What this task involves:
When the word "title" shows up in a line of the data below, copy that whole line.

Component data from apps and pages:
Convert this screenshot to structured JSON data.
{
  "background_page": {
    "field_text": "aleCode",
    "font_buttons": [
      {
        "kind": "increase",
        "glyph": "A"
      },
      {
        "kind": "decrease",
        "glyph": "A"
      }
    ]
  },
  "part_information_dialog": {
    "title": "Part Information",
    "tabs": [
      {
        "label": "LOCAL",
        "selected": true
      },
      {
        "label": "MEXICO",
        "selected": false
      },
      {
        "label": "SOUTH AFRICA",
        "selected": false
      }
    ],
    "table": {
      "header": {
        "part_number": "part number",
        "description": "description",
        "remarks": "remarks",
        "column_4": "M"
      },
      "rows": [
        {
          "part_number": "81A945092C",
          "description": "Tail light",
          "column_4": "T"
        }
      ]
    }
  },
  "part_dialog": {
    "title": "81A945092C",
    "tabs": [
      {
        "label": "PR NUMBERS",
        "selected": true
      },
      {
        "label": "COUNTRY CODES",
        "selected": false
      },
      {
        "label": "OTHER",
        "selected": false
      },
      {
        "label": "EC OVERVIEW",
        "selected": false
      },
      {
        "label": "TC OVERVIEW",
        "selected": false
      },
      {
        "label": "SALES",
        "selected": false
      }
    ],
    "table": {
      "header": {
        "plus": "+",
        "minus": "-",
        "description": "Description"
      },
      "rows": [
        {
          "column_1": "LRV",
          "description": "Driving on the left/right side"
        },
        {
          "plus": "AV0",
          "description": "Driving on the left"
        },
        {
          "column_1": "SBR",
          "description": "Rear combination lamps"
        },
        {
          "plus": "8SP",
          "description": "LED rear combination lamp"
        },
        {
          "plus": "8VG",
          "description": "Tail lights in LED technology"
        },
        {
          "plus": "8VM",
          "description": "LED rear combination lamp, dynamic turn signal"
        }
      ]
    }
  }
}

Solved exercise:
    "title": "Part Information",
    "title": "81A945092C",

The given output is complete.